A breakthrough on today’s fastest growing artificial intelligence technique
Many of today’s engineering and business computer applications require decisions to be made on the basis of uncertain or incomplete information, a phenomenon that has resulted in the development of case-based reasoning, a powerful computing technique by which a system’s problem-solving ability is enhanced by reference to its previously stored experiences.
Foundations of Soft Case-Based Reasoning is the first book of its kind to provide a unified framework for understanding how soft computing techniques can be used to build and maintain case-based reasoning (CBR) systems. Written by two internationally renowned experts, the book demonstrates the latest advances of machine learning and intelligence and presents CBR methodologies and algorithms designed to be useful for both students of artificial intelligence and practitioners in the field.
Structured according to the four major phases of the problem-solving process of a CBR system: representation and indexing of cases, case selection and retrieval, case adaptation, and case-base maintenance; the authors provide a solid foundation of the subject with a balanced mix of theory, algorithms, and application.
An important resource for students and practitioners alike, Foundations of Soft Case-Based Reasoning:
About the Author SANKAR K. PAL, PhD,
- Illustrates decision-making problems in a wide range of engineering and business applications, such as data mining and pattern recognition
- Features real-world examples of successful applications in such areas as medical diagnosis, weather prediction, law interpretation, and Web access path determination, to name a few

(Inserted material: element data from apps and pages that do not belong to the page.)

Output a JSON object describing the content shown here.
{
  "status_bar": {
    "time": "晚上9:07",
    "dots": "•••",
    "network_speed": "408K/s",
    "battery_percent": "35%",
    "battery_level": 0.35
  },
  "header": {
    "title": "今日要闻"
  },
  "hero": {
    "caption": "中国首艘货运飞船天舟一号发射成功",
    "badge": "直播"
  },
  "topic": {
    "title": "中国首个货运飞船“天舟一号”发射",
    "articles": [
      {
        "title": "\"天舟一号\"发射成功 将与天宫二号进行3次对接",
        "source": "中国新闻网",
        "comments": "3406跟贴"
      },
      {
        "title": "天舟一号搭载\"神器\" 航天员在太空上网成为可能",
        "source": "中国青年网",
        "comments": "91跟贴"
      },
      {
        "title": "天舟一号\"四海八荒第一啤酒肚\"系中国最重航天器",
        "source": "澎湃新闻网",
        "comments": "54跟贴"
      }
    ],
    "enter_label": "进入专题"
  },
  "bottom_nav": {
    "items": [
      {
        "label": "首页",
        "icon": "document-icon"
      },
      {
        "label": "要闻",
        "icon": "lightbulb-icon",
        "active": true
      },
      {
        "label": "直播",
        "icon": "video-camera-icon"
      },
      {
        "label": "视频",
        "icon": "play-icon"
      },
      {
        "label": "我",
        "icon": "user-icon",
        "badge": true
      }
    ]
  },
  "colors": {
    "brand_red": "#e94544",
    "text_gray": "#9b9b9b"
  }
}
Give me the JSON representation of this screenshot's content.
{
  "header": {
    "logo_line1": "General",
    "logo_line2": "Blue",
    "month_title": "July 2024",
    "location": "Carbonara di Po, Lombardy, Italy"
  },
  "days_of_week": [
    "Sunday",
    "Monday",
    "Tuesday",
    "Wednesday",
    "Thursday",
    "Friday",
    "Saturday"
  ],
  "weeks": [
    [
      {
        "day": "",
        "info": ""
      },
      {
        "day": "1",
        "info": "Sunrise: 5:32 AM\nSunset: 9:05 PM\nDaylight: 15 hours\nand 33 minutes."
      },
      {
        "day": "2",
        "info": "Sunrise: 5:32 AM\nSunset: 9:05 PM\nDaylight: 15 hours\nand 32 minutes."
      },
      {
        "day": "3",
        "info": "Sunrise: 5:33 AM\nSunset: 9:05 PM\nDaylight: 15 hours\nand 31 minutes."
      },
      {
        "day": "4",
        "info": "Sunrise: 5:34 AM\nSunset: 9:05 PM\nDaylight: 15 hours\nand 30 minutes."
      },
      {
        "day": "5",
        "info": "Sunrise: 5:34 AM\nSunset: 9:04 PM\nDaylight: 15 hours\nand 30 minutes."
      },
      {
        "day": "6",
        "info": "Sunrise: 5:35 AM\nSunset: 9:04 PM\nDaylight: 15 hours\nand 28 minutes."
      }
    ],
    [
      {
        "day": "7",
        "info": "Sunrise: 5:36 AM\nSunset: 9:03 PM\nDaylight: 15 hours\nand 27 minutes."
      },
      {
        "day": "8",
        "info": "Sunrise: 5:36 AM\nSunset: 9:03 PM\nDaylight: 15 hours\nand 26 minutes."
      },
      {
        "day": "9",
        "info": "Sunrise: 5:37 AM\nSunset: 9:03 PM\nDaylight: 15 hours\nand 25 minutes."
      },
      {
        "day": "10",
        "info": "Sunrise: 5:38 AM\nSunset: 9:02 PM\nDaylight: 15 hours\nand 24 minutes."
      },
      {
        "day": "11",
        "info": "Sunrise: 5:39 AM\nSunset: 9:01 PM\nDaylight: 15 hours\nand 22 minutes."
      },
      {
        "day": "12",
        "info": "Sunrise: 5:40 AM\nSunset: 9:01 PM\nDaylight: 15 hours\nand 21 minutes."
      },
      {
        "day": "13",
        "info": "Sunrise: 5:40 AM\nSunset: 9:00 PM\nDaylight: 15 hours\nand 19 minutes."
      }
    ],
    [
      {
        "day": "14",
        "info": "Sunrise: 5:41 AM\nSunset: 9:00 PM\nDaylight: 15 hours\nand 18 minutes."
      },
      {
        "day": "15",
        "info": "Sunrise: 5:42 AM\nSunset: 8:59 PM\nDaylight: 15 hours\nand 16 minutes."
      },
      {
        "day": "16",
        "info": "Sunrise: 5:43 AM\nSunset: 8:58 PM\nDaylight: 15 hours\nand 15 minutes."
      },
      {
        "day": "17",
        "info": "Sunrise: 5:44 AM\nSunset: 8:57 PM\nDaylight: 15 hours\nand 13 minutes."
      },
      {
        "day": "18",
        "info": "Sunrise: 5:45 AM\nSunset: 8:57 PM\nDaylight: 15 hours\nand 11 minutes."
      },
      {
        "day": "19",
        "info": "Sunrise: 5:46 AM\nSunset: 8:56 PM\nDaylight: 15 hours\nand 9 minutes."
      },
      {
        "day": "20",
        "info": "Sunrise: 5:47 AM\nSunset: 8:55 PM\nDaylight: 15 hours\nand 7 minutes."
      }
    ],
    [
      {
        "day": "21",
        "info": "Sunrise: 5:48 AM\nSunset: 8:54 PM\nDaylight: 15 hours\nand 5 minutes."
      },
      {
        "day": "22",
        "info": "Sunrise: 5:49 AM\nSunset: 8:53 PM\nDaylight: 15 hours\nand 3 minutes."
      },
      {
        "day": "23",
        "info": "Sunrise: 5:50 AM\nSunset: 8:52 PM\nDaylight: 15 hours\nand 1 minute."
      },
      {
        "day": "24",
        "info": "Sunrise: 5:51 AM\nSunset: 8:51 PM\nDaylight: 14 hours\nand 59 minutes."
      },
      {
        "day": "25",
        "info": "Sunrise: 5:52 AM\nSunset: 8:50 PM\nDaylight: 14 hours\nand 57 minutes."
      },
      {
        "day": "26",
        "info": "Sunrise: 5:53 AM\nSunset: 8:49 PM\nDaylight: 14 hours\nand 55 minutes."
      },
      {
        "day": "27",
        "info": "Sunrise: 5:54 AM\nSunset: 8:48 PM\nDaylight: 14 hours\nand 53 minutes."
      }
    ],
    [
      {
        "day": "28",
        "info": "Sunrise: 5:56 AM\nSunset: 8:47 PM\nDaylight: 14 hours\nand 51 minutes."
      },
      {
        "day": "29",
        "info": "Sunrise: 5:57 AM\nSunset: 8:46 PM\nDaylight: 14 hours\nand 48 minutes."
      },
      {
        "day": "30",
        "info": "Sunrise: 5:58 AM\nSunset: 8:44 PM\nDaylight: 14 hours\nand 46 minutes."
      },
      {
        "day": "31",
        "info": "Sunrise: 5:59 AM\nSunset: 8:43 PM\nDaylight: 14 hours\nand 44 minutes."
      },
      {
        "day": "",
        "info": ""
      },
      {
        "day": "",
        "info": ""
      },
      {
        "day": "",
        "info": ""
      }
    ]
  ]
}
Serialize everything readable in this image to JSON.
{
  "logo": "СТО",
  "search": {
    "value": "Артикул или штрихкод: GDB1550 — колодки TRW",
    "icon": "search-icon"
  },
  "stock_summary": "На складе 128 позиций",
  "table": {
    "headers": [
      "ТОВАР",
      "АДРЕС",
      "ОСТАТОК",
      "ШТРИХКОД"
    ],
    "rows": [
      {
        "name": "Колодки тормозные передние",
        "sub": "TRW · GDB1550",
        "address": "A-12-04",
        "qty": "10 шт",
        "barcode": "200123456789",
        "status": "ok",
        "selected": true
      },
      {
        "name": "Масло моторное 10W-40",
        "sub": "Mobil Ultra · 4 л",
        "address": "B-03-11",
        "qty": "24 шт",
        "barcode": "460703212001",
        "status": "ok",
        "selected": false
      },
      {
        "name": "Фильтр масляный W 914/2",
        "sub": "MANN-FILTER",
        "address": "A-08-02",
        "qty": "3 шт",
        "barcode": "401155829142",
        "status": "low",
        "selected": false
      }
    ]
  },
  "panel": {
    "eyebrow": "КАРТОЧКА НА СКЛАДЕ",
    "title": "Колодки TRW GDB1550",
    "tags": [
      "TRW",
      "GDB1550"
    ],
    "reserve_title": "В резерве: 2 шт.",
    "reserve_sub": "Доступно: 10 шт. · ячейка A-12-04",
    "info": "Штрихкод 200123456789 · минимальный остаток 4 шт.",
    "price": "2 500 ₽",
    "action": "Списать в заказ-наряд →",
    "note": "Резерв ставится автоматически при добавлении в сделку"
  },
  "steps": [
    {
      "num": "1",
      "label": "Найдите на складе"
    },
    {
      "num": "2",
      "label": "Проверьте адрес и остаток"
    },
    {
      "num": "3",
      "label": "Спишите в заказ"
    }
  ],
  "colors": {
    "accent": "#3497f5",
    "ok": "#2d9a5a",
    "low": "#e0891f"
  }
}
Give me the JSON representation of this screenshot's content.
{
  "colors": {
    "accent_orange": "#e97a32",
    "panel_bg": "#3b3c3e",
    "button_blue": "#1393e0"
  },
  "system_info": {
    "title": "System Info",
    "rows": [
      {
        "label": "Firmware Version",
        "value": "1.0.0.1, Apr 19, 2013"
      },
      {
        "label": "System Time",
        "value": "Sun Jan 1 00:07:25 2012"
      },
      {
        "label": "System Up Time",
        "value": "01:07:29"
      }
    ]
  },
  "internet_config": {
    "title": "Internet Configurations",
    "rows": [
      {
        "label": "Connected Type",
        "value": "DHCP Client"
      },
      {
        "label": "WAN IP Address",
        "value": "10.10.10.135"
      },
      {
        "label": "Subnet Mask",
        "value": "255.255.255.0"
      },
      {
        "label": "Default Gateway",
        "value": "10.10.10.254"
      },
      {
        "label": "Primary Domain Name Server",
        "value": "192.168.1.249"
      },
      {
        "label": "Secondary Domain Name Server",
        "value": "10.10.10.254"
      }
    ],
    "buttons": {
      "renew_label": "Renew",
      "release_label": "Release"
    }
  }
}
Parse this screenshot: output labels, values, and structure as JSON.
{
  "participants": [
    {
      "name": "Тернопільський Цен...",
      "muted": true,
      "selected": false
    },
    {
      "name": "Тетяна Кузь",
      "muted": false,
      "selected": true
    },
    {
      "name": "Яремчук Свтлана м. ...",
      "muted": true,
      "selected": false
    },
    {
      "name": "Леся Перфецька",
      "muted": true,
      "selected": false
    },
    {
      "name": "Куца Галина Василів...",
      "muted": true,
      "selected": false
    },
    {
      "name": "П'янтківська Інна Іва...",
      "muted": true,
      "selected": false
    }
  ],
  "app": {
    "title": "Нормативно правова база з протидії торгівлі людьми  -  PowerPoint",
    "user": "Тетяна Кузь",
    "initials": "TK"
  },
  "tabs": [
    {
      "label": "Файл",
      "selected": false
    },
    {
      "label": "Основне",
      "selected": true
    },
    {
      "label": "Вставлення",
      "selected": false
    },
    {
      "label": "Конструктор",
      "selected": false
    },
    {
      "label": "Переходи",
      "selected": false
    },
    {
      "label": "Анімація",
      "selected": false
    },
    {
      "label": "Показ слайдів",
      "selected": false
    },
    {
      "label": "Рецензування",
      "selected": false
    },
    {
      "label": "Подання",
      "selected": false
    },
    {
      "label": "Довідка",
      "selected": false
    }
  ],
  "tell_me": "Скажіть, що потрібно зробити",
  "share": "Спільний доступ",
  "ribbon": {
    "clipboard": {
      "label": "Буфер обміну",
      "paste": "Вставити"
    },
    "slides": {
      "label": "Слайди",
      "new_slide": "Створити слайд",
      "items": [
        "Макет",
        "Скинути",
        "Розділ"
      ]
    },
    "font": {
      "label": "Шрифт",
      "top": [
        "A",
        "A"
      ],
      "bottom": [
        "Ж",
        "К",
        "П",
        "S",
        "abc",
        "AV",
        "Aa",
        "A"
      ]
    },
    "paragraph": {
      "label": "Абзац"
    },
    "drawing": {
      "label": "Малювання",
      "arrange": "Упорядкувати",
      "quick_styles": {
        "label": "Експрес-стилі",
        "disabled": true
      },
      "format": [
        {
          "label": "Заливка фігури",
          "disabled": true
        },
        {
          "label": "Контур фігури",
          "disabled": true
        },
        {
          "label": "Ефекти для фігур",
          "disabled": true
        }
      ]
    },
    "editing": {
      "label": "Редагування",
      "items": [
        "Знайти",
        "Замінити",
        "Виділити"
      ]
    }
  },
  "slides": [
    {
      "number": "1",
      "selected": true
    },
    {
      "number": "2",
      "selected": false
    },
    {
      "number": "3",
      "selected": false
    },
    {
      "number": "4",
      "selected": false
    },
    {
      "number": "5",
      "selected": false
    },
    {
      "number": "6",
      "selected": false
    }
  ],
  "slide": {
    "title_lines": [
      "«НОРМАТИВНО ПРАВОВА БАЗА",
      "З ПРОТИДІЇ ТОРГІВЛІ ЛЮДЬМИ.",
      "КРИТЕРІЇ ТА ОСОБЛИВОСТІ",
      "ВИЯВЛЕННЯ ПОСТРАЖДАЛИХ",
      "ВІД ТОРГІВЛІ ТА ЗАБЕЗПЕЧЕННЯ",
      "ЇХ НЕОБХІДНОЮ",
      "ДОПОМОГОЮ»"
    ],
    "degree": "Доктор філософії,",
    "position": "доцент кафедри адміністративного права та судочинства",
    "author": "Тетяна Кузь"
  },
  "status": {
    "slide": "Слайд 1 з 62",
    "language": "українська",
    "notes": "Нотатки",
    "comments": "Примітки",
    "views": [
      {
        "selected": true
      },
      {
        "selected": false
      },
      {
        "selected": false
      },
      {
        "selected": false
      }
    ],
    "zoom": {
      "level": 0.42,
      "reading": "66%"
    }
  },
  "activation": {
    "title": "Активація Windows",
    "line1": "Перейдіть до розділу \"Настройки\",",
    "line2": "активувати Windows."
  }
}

- Describes in a unified way how the merits of various soft computing tools (e.g., fuzzy sets, neural networks, genetic algorithms, and rough sets) can give rise to more efficient CBR systems
- Demonstrates the significance of granular computing and rough sets in CBR
is a Distinguished Scientist and founding head of the Machine Intelligence Unit at the Indian Statistical Institute, Calcutta. Professor Pal holds several PhDs and is a Fellow of the IEEE and IAPR.
SIMON C. K. SHIU, PhD, is Assistant Professor in the Department of Computing at Hong Kong Polytechnic University.